Neu! Neu!

Neu! – Neu!

Neu!’s debut is┬áKrautrock at its best, stripped down to its essentials of pulse and texture.

Krautrock has always had a tenuous relationship with mainstream prog, or even more experimental forms. While much of the music seems to have the same sense of experimentation and willingness to journey into worlds unknown, there is rarely the crossover appeal for many prog fans – or, when there is, it seems a distinction must be made between what is “prog” and what is “Kraut”. On the surface, I suppose there are quite a few differences between the two: Krautrock doesn’t have the flashy instrumental exhibitions or overriding album concepts a lot of prog does, and classic prog rarely places so much importance on pure rhythmic pulse or trance inducement. However, it would be difficult to argue that these two musics don’t exist in the same family. For all its reported grandeur, the music of bands like Yes and King Crimson doesn’t necessarily aim for any higher purpose than the music of Can or Neu! – nor does it contain any more spiritual weight.

Are those subjective claims? Of course, but determining what is and isn’t prog will vary no less among listeners. Krautrock is great prog, and Neu! is as definitive a specimen as any. Michael Rother and Klaus Dinger jumped ship from Kraftwerk at a very early juncture. In fact, it was so early, Kraftwerk’s now famous trance-bot methods weren’t even in existence yet. What the two ex-werkers took with them may have been the human touch, because immediately after their departure, things became a lot more mechanical for their former band. Rother and Dinger were instrumentalists, so it was only natural that their new band should focus on the performance end of the “motorik” beat. Theirs was still music for the Autobahn, but rather than streamlined and futuristic, it was somehow vulnerable and timeless.
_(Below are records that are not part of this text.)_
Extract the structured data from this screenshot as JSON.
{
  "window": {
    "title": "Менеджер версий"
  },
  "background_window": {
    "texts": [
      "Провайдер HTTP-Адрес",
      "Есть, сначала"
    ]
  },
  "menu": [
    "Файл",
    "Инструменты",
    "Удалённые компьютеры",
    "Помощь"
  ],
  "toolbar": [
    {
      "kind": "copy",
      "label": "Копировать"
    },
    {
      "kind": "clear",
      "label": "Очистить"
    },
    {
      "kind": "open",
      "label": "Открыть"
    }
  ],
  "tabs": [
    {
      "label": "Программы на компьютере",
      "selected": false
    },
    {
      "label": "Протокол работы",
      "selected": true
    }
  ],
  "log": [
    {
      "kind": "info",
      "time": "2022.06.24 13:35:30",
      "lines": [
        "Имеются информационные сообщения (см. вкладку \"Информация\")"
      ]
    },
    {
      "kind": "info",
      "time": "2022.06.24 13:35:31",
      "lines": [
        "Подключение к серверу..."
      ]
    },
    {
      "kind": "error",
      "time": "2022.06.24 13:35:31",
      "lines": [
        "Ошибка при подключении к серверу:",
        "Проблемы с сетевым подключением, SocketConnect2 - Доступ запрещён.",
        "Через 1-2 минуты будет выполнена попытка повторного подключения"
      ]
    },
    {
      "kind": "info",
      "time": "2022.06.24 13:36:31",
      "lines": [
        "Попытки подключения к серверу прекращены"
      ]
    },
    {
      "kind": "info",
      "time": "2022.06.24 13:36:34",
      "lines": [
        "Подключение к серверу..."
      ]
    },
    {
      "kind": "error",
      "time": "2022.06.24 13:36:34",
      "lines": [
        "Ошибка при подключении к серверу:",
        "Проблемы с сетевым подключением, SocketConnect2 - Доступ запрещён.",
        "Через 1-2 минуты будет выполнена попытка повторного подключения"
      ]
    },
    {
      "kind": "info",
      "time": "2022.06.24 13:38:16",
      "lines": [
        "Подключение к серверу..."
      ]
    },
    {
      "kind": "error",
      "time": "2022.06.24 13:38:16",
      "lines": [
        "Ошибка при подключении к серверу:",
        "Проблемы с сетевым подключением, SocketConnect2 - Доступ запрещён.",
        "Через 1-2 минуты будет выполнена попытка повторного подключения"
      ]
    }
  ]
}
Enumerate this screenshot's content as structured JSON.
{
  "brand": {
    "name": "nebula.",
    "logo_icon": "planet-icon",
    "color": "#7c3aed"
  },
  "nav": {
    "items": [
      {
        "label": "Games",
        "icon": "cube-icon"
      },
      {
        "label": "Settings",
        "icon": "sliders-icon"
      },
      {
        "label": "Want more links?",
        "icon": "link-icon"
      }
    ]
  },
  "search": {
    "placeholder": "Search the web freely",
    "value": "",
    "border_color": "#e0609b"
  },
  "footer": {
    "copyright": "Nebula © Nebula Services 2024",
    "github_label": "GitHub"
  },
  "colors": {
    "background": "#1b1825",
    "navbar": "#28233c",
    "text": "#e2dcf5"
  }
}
Hallo Gallo” begins the first album, and is arguably a marvellous encapsulation of the Krautrock style and a masterpiece of rhythm: tight drums, funky guitar scratch, a coolly insistent bassline, futuro synths, and effects-laden guitar slinging wide acid-fried launches into deep space. Neu! is remarkably economical where its influences cultivate excess: the exploratory guitar and keyboards discover new aural landscapes where the pioneers of prog would remain hours blissfully adrift. “Hallo Gallo” is intelligent dance music in every sense of the term: it’s the ass inviting the mind out onto the floor. Nobody leads; both are simply in motion. Similarly, “Sonderangebot” is a murky soup of noise and silence: an interlude of clanging cymbals, and ambient fuzz, a kind of breathing nebula. The song bleeds darkly into “Weissensee,” a droning parade of dirty, cone-filtered guitar that anticipates the pastoral psychedelia of Flying Saucer Attack and Hochenkeit. “Negativland” opens in jackhammer drills and coalesces into a lock-tight, bass-driven martial progression of stabbing guitar and industrial noise: it’s dark but strangely danceable. Something like krautpunk: syncopation, cerebral and serrated. Amazing stuff.